* Task material:
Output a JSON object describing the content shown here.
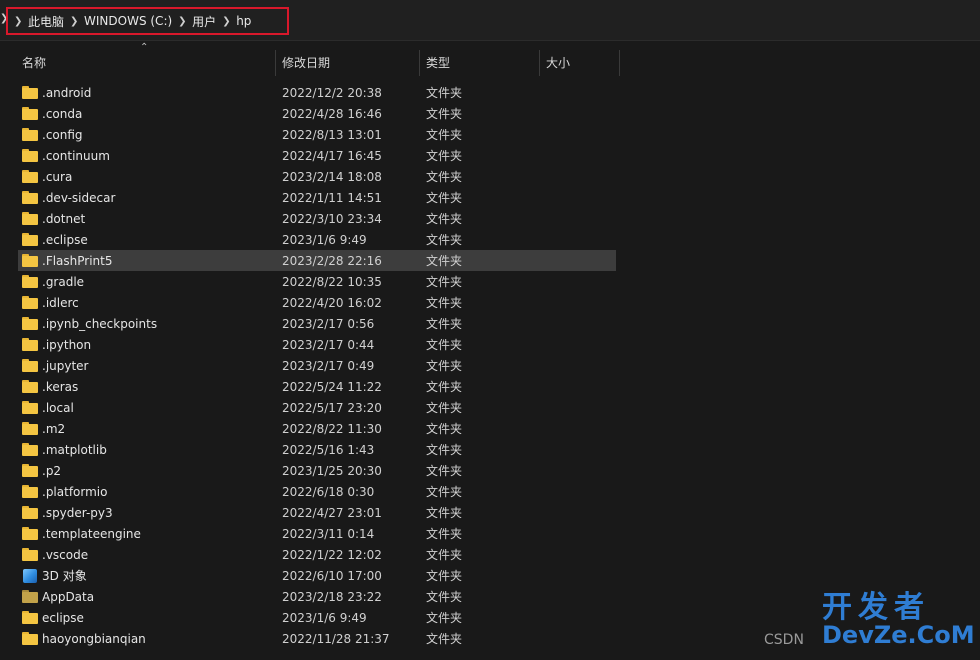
{
  "breadcrumb": {
    "items": [
      "此电脑",
      "WINDOWS (C:)",
      "用户",
      "hp"
    ]
  },
  "columns": {
    "name": "名称",
    "date": "修改日期",
    "type": "类型",
    "size": "大小"
  },
  "rows": [
    {
      "name": ".android",
      "date": "2022/12/2 20:38",
      "type": "文件夹",
      "icon": "folder-icon"
    },
    {
      "name": ".conda",
      "date": "2022/4/28 16:46",
      "type": "文件夹",
      "icon": "folder-icon"
    },
    {
      "name": ".config",
      "date": "2022/8/13 13:01",
      "type": "文件夹",
      "icon": "folder-icon"
    },
    {
      "name": ".continuum",
      "date": "2022/4/17 16:45",
      "type": "文件夹",
      "icon": "folder-icon"
    },
    {
      "name": ".cura",
      "date": "2023/2/14 18:08",
      "type": "文件夹",
      "icon": "folder-icon"
    },
    {
      "name": ".dev-sidecar",
      "date": "2022/1/11 14:51",
      "type": "文件夹",
      "icon": "folder-icon"
    },
    {
      "name": ".dotnet",
      "date": "2022/3/10 23:34",
      "type": "文件夹",
      "icon": "folder-icon"
    },
    {
      "name": ".eclipse",
      "date": "2023/1/6 9:49",
      "type": "文件夹",
      "icon": "folder-icon"
    },
    {
      "name": ".FlashPrint5",
      "date": "2023/2/28 22:16",
      "type": "文件夹",
      "icon": "folder-icon",
      "selected": true
    },
    {
      "name": ".gradle",
      "date": "2022/8/22 10:35",
      "type": "文件夹",
      "icon": "folder-icon"
    },
    {
      "name": ".idlerc",
      "date": "2022/4/20 16:02",
      "type": "文件夹",
      "icon": "folder-icon"
    },
    {
      "name": ".ipynb_checkpoints",
      "date": "2023/2/17 0:56",
      "type": "文件夹",
      "icon": "folder-icon"
    },
    {
      "name": ".ipython",
      "date": "2023/2/17 0:44",
      "type": "文件夹",
      "icon": "folder-icon"
    },
    {
      "name": ".jupyter",
      "date": "2023/2/17 0:49",
      "type": "文件夹",
      "icon": "folder-icon"
    },
    {
      "name": ".keras",
      "date": "2022/5/24 11:22",
      "type": "文件夹",
      "icon": "folder-icon"
    },
    {
      "name": ".local",
      "date": "2022/5/17 23:20",
      "type": "文件夹",
      "icon": "folder-icon"
    },
    {
      "name": ".m2",
      "date": "2022/8/22 11:30",
      "type": "文件夹",
      "icon": "folder-icon"
    },
    {
      "name": ".matplotlib",
      "date": "2022/5/16 1:43",
      "type": "文件夹",
      "icon": "folder-icon"
    },
    {
      "name": ".p2",
      "date": "2023/1/25 20:30",
      "type": "文件夹",
      "icon": "folder-icon"
    },
    {
      "name": ".platformio",
      "date": "2022/6/18 0:30",
      "type": "文件夹",
      "icon": "folder-icon"
    },
    {
      "name": ".spyder-py3",
      "date": "2022/4/27 23:01",
      "type": "文件夹",
      "icon": "folder-icon"
    },
    {
      "name": ".templateengine",
      "date": "2022/3/11 0:14",
      "type": "文件夹",
      "icon": "folder-icon"
    },
    {
      "name": ".vscode",
      "date": "2022/1/22 12:02",
      "type": "文件夹",
      "icon": "folder-icon"
    },
    {
      "name": "3D 对象",
      "date": "2022/6/10 17:00",
      "type": "文件夹",
      "icon": "3d-objects-icon"
    },
    {
      "name": "AppData",
      "date": "2023/2/18 23:22",
      "type": "文件夹",
      "icon": "folder-dim-icon"
    },
    {
      "name": "eclipse",
      "date": "2023/1/6 9:49",
      "type": "文件夹",
      "icon": "folder-icon"
    },
    {
      "name": "haoyongbianqian",
      "date": "2022/11/28 21:37",
      "type": "文件夹",
      "icon": "folder-icon"
    }
  ],
  "watermark": {
    "site": "CSDN",
    "brand_cn": "开发者",
    "brand_en": "DevZe.CoM"
  },
  "colors": {
    "background": "#191919",
    "selected_row": "#3d3d3d",
    "highlight_box": "#d9182b",
    "folder": "#f4c542"
  }
}
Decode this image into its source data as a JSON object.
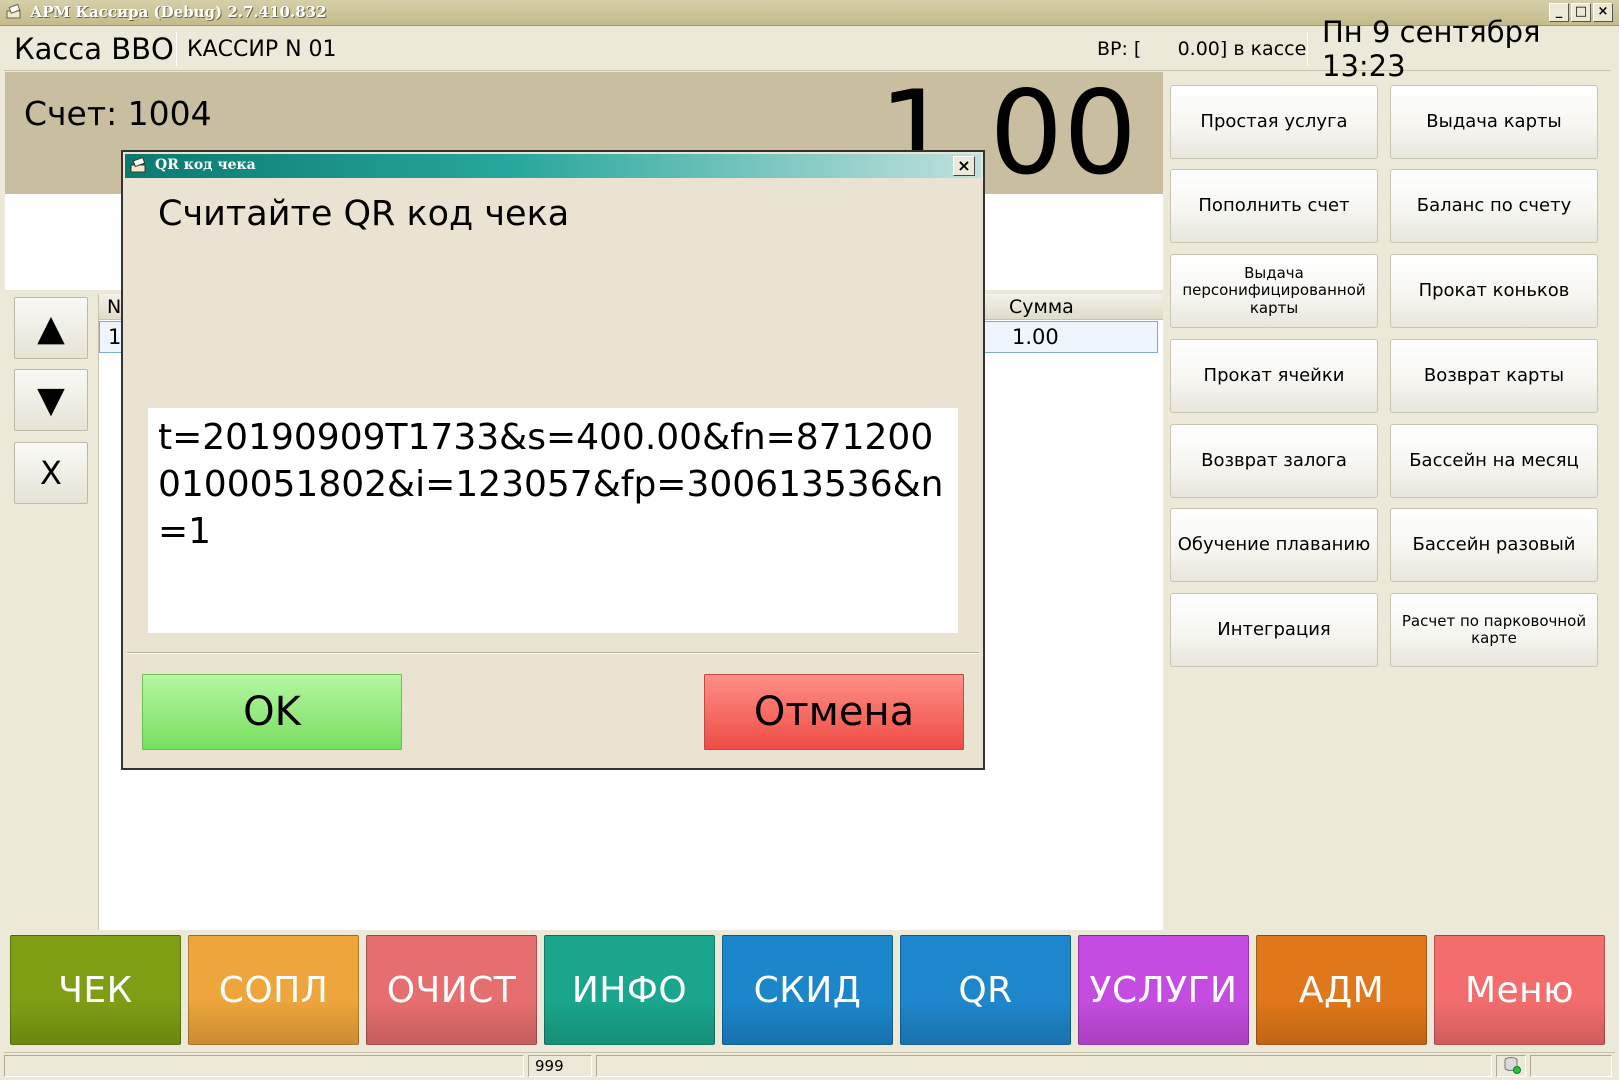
{
  "window": {
    "title": "АРМ Кассира (Debug) 2.7.410.832",
    "controls": [
      "_",
      "□",
      "×"
    ]
  },
  "header": {
    "kassa": "Касса ВВО",
    "cashier": "КАССИР N 01",
    "vr": "ВР: [      0.00] в кассе",
    "datetime": "Пн 9 сентября 13:23"
  },
  "account": {
    "label": "Счет: 1004",
    "total": "1.00"
  },
  "nav": {
    "up": "▲",
    "down": "▼",
    "delete": "X"
  },
  "grid": {
    "columns": [
      "N",
      "Сумма"
    ],
    "rows": [
      {
        "n": "1",
        "sum": "1.00"
      }
    ]
  },
  "services": [
    "Простая услуга",
    "Выдача карты",
    "Пополнить счет",
    "Баланс по счету",
    "Выдача персонифицированной карты",
    "Прокат коньков",
    "Прокат ячейки",
    "Возврат карты",
    "Возврат залога",
    "Бассейн на месяц",
    "Обучение плаванию",
    "Бассейн разовый",
    "Интеграция",
    "Расчет по парковочной карте"
  ],
  "bottom_buttons": [
    {
      "label": "ЧЕК",
      "color": "#7f9e14"
    },
    {
      "label": "СОПЛ",
      "color": "#eda53c"
    },
    {
      "label": "ОЧИСТ",
      "color": "#e66e6e"
    },
    {
      "label": "ИНФО",
      "color": "#1aa68c"
    },
    {
      "label": "СКИД",
      "color": "#1c86cb"
    },
    {
      "label": "QR",
      "color": "#1e86cc"
    },
    {
      "label": "УСЛУГИ",
      "color": "#c54ce0"
    },
    {
      "label": "АДМ",
      "color": "#e0771a"
    },
    {
      "label": "Меню",
      "color": "#f36d6d"
    }
  ],
  "statusbar": {
    "code": "999"
  },
  "dialog": {
    "title": "QR код чека",
    "close": "×",
    "heading": "Считайте QR код чека",
    "qr_value": "t=20190909T1733&s=400.00&fn=8712000100051802&i=123057&fp=300613536&n=1",
    "ok_label": "OK",
    "cancel_label": "Отмена"
  }
}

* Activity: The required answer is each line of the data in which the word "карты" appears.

* Solution for this problem:
    "Выдача карты",
    "Выдача персонифицированной карты",
    "Возврат карты",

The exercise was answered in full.